# [EXERCISE DESCRIPTION]
Write out every entry exactly as it appears, omitting the pictures.

# [RECORDED INFORMATION]
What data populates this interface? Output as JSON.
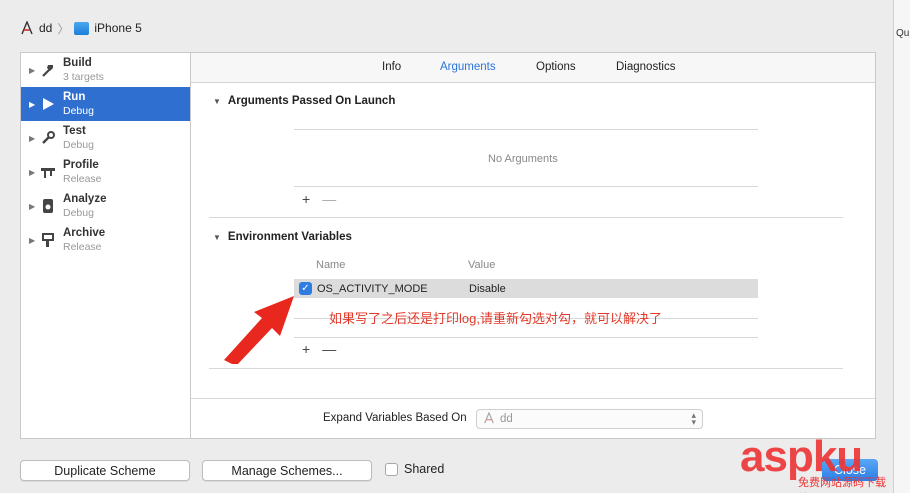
{
  "breadcrumb": {
    "project": "dd",
    "device": "iPhone 5"
  },
  "right_strip": {
    "text": "Qui"
  },
  "actions": [
    {
      "name": "Build",
      "sub": "3 targets",
      "icon": "hammer-icon"
    },
    {
      "name": "Run",
      "sub": "Debug",
      "icon": "play-icon"
    },
    {
      "name": "Test",
      "sub": "Debug",
      "icon": "wrench-icon"
    },
    {
      "name": "Profile",
      "sub": "Release",
      "icon": "caliper-icon"
    },
    {
      "name": "Analyze",
      "sub": "Debug",
      "icon": "analyze-icon"
    },
    {
      "name": "Archive",
      "sub": "Release",
      "icon": "archive-icon"
    }
  ],
  "tabs": [
    "Info",
    "Arguments",
    "Options",
    "Diagnostics"
  ],
  "active_tab": "Arguments",
  "args": {
    "title": "Arguments Passed On Launch",
    "empty": "No Arguments",
    "plus": "+",
    "minus": "—"
  },
  "env": {
    "title": "Environment Variables",
    "col_name": "Name",
    "col_value": "Value",
    "rows": [
      {
        "name": "OS_ACTIVITY_MODE",
        "value": "Disable",
        "checked": true
      }
    ],
    "plus": "+",
    "minus": "—"
  },
  "annotation": "如果写了之后还是打印log,请重新勾选对勾，就可以解决了",
  "expand": {
    "label": "Expand Variables Based On",
    "value": "dd"
  },
  "buttons": {
    "duplicate": "Duplicate Scheme",
    "manage": "Manage Schemes...",
    "shared": "Shared",
    "close": "Close"
  },
  "watermark": {
    "main": "aspku",
    "sub": "免费网站源码下载站!"
  },
  "colors": {
    "selection": "#2f6fd0",
    "accent": "#2b74d9",
    "annotation": "#e03a2a"
  }
}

# [ANSWER SECTION]
What data populates this interface? Output as JSON.
{
  "breadcrumb": {
    "project": "dd",
    "device": "iPhone 5"
  },
  "right_strip": {
    "text": "Qui"
  },
  "actions": [
    {
      "name": "Build",
      "sub": "3 targets",
      "icon": "hammer-icon"
    },
    {
      "name": "Run",
      "sub": "Debug",
      "icon": "play-icon"
    },
    {
      "name": "Test",
      "sub": "Debug",
      "icon": "wrench-icon"
    },
    {
      "name": "Profile",
      "sub": "Release",
      "icon": "caliper-icon"
    },
    {
      "name": "Analyze",
      "sub": "Debug",
      "icon": "analyze-icon"
    },
    {
      "name": "Archive",
      "sub": "Release",
      "icon": "archive-icon"
    }
  ],
  "tabs": [
    "Info",
    "Arguments",
    "Options",
    "Diagnostics"
  ],
  "active_tab": "Arguments",
  "args": {
    "title": "Arguments Passed On Launch",
    "empty": "No Arguments",
    "plus": "+",
    "minus": "—"
  },
  "env": {
    "title": "Environment Variables",
    "col_name": "Name",
    "col_value": "Value",
    "rows": [
      {
        "name": "OS_ACTIVITY_MODE",
        "value": "Disable",
        "checked": true
      }
    ],
    "plus": "+",
    "minus": "—"
  },
  "annotation": "如果写了之后还是打印log,请重新勾选对勾，就可以解决了",
  "expand": {
    "label": "Expand Variables Based On",
    "value": "dd"
  },
  "buttons": {
    "duplicate": "Duplicate Scheme",
    "manage": "Manage Schemes...",
    "shared": "Shared",
    "close": "Close"
  },
  "watermark": {
    "main": "aspku",
    "sub": "免费网站源码下载站!"
  },
  "colors": {
    "selection": "#2f6fd0",
    "accent": "#2b74d9",
    "annotation": "#e03a2a"
  }
}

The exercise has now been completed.